ACTION ITEM:
All lines with the word "kind" in the material below are required.

MATERIAL SUPPLIED:

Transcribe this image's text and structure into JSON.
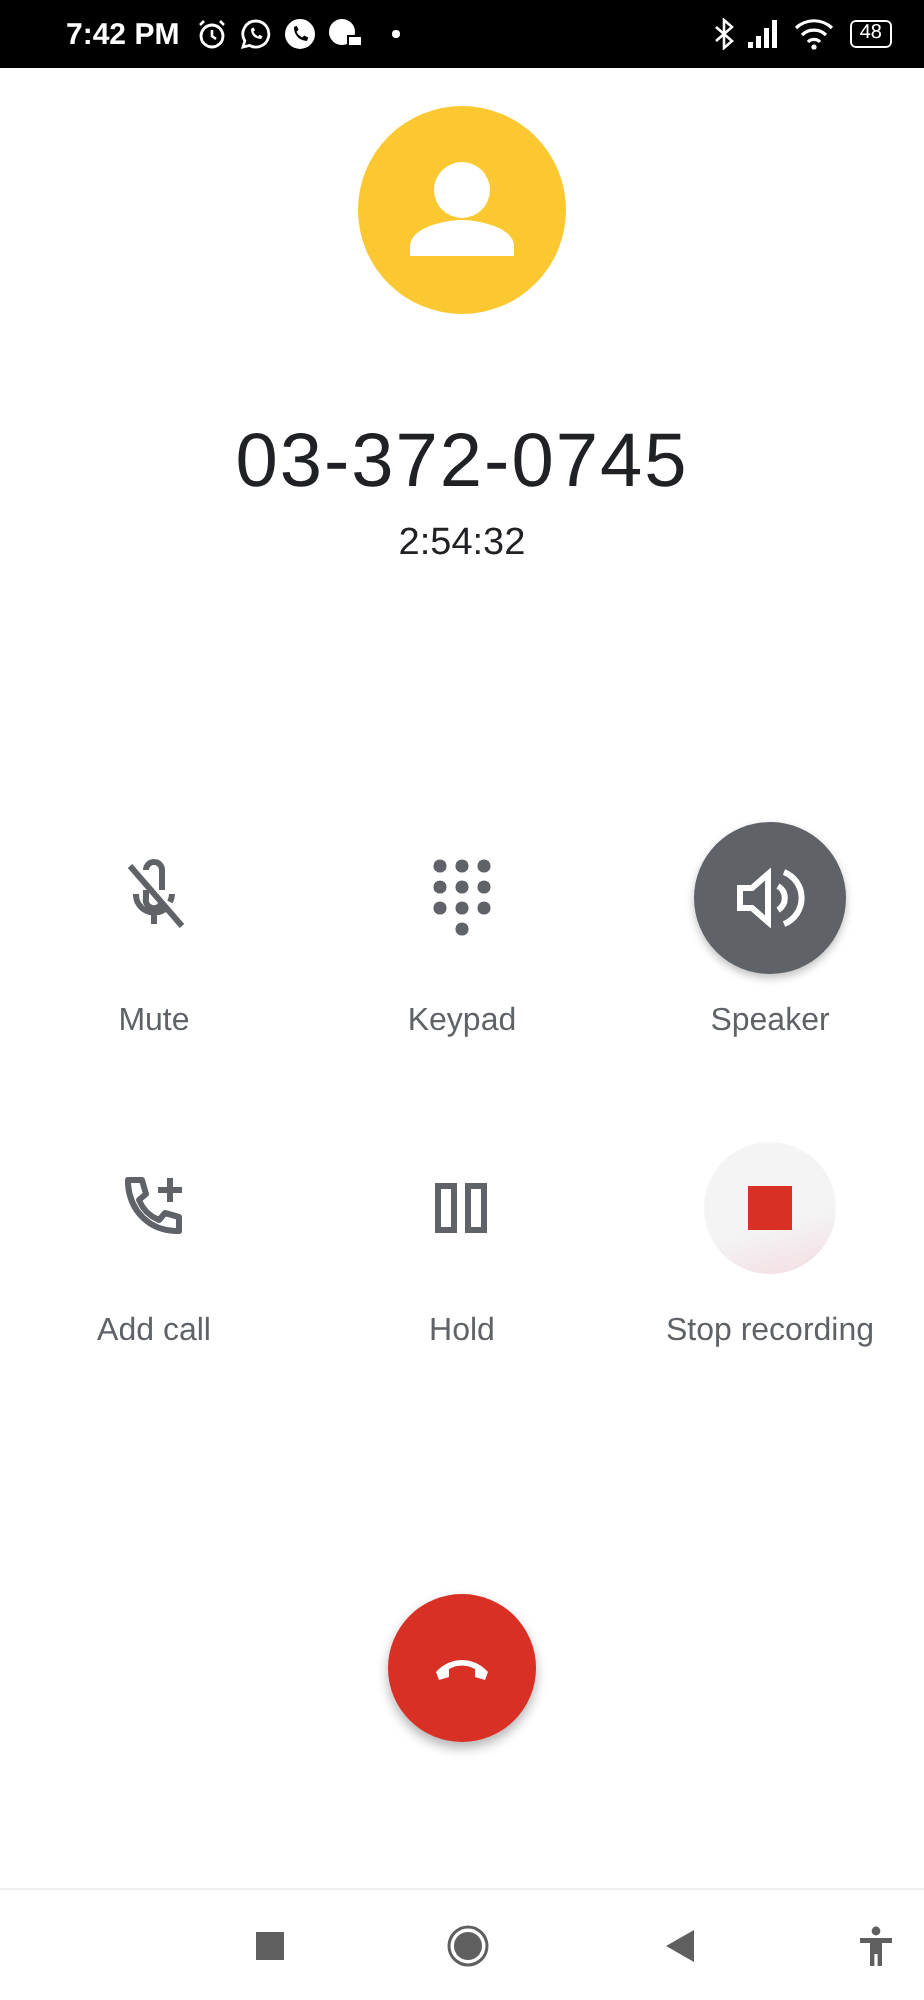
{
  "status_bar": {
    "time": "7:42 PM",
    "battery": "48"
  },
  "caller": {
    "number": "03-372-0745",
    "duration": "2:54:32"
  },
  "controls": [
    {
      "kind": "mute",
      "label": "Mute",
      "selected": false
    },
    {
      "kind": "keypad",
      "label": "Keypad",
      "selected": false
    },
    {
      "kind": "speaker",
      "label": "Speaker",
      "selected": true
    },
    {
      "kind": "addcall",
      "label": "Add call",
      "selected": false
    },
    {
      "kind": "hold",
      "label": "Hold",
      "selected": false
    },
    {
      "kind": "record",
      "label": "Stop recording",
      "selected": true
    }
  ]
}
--
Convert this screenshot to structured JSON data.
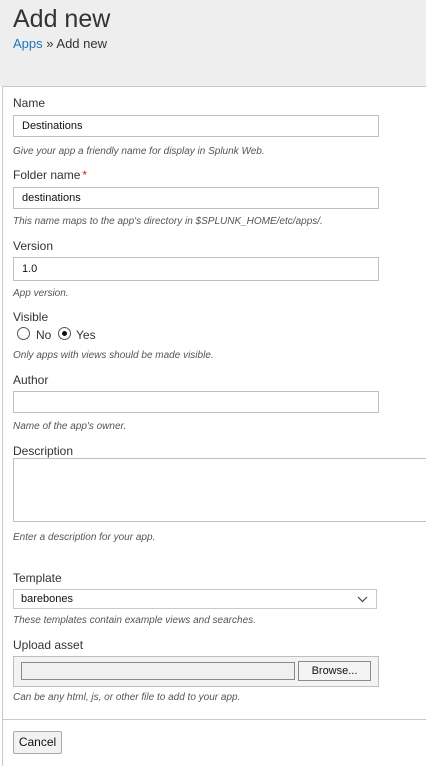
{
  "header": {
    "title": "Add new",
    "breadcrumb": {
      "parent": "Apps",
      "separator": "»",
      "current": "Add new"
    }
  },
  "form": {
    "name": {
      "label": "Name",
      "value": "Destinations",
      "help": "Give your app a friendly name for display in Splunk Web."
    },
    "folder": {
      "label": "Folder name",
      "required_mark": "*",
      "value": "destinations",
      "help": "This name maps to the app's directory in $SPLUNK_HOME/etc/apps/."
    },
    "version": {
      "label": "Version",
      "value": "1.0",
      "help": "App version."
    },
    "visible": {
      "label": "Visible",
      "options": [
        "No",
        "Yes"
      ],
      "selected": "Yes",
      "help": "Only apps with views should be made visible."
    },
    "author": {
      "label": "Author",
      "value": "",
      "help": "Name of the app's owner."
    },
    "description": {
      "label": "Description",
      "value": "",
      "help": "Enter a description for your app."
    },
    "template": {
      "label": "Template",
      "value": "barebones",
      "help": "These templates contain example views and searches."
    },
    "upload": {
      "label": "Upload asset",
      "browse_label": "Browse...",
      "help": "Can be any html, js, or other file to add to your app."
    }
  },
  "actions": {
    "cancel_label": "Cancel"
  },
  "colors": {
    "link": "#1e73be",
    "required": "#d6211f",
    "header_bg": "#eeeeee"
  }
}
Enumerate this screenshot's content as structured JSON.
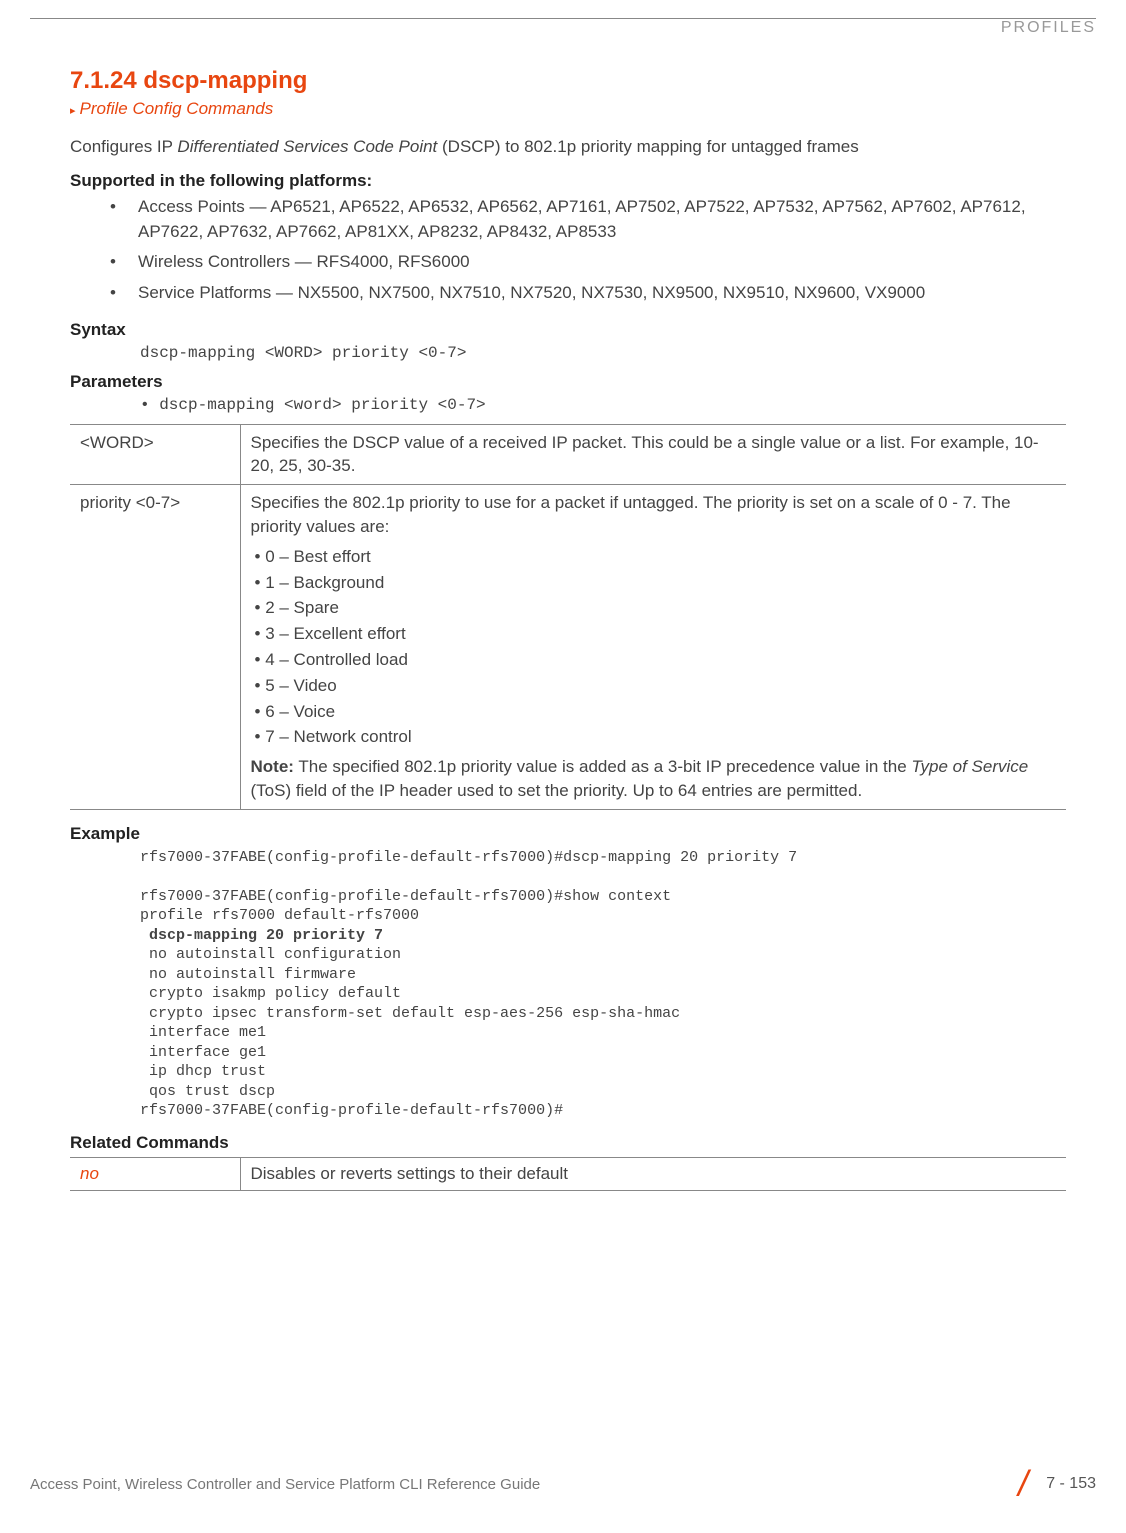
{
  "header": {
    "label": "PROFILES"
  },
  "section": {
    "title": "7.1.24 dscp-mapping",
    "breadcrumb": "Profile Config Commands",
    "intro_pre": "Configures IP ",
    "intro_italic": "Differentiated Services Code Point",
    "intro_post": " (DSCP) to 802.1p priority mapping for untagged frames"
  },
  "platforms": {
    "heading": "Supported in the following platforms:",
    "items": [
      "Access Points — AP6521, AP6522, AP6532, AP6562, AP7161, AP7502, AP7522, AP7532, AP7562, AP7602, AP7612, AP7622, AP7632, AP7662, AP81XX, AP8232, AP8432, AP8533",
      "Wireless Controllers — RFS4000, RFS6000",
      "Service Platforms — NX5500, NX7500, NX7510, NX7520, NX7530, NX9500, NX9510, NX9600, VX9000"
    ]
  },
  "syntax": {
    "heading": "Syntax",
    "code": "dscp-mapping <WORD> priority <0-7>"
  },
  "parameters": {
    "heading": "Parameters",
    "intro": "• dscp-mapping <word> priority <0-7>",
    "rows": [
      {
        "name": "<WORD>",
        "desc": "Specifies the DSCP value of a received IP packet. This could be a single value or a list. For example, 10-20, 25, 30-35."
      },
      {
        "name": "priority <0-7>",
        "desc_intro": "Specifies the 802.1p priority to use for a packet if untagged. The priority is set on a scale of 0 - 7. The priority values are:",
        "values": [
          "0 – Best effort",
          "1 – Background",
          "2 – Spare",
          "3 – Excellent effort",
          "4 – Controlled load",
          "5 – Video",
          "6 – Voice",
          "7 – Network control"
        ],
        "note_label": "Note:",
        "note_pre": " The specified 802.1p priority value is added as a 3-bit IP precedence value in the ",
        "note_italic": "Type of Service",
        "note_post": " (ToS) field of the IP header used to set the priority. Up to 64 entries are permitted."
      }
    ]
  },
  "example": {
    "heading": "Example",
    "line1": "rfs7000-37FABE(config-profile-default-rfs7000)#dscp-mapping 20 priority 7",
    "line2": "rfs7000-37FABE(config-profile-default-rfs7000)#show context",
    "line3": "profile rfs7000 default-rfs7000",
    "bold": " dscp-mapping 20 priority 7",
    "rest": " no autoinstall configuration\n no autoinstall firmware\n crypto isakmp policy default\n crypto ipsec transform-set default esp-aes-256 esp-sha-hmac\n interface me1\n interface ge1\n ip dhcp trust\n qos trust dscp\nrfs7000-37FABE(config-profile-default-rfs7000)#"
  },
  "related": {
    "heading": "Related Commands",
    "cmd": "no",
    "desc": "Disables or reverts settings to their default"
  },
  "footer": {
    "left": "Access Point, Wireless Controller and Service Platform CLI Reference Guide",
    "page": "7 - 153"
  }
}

EXERCISE ANSWER:
      "kind": "mute",
      "kind": "keypad",
      "kind": "speaker",
      "kind": "addcall",
      "kind": "hold",
      "kind": "record",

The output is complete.